Former US intelligence contractor Edward Snowden, who leaked extensive US intelligence surveillance operations, has been granted Russian citizenship.

The decree was signed by Russian President Vladimir Putin on Monday.

Mr Snowden, 39, has been living in exile in Russia since exposing the National Security Agency (NSA) programme affecting millions of Americans in 2013.

Mr Snowden, who faces espionage charges in the US, has made no public comments.

Mr Snowden said afterwards that he felt vindicated by the ruling.

Top US intelligence officials had publicly insisted the NSA had never knowingly collected data from private phone records, until Mr Snowden exposed evidence to the contrary.

Following the revelation, officials said the NSA's surveillance program had played a crucial role in fighting domestic terrorism, including the convictions of Basaaly Saeed Moalin, Ahmed Nasir Taalil Mohamud, Mohamed Mohamud, and Issa Doreh, of San Diego, for providing aid to al-Shabab militants in Somalia.

Mr Snowden's lawyer Anatoliy Kucherena was on Monday quoted by Russian state-run news agencies as saying that his client has never served in the Russian army, and therefore would not be called up as part of a partial mobilisation announced by President Putin last week.

The Russian authorities say they want to enlist 300,000 army reservists to fight in Ukraine, amid growing public opposition.

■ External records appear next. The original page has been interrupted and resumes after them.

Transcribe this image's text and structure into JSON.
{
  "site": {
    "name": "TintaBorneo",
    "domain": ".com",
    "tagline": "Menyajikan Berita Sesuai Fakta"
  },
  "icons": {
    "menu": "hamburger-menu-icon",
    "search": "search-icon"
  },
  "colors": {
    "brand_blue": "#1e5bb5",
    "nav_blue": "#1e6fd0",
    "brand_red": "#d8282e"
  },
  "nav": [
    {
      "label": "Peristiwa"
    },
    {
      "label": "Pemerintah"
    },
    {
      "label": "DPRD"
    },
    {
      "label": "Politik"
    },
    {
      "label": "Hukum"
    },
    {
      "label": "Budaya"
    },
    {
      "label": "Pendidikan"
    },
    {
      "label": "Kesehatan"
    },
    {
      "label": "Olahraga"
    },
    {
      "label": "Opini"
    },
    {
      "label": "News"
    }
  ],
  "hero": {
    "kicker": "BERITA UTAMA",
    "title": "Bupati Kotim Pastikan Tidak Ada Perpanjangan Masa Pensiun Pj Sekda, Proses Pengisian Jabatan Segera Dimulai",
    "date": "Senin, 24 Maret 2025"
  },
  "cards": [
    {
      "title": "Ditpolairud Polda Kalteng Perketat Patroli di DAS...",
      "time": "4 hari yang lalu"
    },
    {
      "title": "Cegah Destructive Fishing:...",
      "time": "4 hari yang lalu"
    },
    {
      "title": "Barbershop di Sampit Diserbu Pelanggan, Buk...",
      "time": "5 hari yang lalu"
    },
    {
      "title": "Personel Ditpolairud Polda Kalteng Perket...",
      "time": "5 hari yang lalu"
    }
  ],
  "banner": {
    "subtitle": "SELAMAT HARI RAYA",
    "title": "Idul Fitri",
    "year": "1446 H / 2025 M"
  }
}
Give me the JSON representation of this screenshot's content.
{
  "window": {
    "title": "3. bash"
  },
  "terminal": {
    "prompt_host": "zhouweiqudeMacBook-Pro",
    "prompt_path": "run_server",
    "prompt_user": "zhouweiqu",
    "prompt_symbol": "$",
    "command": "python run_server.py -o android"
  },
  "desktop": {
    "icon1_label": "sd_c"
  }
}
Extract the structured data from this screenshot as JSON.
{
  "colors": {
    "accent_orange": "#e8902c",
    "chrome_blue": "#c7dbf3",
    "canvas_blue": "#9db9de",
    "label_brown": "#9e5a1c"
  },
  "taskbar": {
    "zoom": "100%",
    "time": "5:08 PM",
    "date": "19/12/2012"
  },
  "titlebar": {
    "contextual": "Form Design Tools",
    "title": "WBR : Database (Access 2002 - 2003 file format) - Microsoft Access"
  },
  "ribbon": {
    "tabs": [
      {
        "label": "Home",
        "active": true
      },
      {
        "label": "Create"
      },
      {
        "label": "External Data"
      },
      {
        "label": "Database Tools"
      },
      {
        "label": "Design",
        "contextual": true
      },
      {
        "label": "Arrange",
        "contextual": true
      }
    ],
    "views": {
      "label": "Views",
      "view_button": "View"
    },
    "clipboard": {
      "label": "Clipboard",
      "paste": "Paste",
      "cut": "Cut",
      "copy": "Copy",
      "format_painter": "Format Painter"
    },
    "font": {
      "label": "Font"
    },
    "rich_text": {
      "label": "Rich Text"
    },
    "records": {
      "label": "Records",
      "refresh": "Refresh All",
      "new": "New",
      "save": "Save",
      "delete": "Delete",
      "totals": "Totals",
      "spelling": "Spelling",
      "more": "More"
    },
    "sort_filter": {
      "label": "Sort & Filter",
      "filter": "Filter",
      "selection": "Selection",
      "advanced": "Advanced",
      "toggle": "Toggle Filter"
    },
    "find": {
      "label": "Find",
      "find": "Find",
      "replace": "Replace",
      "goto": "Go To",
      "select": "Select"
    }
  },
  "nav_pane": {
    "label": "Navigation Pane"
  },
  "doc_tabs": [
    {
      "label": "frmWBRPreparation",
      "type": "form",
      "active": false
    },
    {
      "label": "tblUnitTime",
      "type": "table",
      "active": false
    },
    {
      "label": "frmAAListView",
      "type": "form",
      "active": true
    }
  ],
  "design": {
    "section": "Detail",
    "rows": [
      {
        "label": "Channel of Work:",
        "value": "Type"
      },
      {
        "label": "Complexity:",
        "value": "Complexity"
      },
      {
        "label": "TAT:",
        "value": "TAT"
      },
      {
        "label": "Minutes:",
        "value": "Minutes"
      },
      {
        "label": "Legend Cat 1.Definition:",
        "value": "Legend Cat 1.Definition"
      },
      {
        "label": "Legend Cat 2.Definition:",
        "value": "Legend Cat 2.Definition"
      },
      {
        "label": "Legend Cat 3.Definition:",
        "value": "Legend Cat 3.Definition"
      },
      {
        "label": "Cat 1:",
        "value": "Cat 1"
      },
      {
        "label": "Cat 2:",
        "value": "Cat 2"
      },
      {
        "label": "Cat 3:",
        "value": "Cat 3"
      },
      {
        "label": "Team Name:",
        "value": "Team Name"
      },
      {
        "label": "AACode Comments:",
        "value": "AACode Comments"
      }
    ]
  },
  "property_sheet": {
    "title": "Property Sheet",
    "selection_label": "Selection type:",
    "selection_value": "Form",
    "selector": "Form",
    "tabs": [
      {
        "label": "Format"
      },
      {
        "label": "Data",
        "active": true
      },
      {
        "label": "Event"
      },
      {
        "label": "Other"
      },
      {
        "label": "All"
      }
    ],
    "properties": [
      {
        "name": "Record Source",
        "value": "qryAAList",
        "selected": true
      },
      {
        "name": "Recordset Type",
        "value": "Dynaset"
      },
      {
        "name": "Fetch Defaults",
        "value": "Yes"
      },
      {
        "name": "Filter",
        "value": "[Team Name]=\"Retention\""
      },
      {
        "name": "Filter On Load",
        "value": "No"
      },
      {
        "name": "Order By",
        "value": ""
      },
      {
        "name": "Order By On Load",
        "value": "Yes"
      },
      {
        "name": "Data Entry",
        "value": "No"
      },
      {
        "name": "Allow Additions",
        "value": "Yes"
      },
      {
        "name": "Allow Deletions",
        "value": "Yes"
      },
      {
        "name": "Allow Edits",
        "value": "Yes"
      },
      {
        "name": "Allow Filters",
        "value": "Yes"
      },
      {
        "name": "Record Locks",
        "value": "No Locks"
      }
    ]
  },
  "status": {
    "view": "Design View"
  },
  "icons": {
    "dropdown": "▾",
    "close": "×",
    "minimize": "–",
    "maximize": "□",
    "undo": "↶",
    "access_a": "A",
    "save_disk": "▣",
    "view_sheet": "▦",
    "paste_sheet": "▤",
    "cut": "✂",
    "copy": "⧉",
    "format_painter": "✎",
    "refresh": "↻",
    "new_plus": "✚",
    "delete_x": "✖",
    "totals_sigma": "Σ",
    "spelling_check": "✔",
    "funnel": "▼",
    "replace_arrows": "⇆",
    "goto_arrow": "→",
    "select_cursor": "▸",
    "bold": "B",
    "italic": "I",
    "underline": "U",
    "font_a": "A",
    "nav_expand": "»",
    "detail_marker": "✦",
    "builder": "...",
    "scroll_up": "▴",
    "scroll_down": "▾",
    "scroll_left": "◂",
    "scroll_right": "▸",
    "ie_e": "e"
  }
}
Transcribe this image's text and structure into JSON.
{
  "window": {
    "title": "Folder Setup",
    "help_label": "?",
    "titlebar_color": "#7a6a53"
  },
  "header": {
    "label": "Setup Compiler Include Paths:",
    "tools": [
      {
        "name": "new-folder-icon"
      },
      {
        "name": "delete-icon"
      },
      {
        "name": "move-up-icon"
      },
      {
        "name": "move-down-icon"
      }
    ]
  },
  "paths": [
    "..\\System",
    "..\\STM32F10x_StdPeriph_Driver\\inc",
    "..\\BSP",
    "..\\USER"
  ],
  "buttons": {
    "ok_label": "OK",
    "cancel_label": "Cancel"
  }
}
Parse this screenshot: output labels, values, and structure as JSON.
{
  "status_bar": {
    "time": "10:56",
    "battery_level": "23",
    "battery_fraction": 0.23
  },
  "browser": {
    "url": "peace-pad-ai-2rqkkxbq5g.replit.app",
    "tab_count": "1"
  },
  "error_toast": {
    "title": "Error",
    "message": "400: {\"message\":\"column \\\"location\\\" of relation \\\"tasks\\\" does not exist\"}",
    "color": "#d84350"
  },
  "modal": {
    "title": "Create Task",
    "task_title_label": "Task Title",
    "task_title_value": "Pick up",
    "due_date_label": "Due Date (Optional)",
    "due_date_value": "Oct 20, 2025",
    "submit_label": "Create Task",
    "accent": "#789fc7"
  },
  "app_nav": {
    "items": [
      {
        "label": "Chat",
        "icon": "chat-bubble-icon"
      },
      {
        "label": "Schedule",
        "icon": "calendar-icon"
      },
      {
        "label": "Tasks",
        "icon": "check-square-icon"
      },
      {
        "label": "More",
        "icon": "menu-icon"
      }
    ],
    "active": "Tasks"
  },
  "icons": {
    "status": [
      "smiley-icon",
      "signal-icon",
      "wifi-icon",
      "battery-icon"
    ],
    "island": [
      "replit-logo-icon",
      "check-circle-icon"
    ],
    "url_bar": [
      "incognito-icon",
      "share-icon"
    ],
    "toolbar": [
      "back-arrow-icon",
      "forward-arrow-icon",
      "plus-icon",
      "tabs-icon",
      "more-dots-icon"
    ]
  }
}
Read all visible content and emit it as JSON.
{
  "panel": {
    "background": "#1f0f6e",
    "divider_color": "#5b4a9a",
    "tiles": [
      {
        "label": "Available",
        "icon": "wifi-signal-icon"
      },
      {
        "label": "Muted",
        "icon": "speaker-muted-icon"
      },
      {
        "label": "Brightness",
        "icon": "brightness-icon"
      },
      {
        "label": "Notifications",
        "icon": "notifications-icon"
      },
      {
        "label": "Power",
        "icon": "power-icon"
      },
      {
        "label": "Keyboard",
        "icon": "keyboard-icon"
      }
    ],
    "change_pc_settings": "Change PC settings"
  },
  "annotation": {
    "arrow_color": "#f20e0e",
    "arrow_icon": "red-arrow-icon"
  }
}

Reports in opposition Russian media suggest that up to one million people could be called up.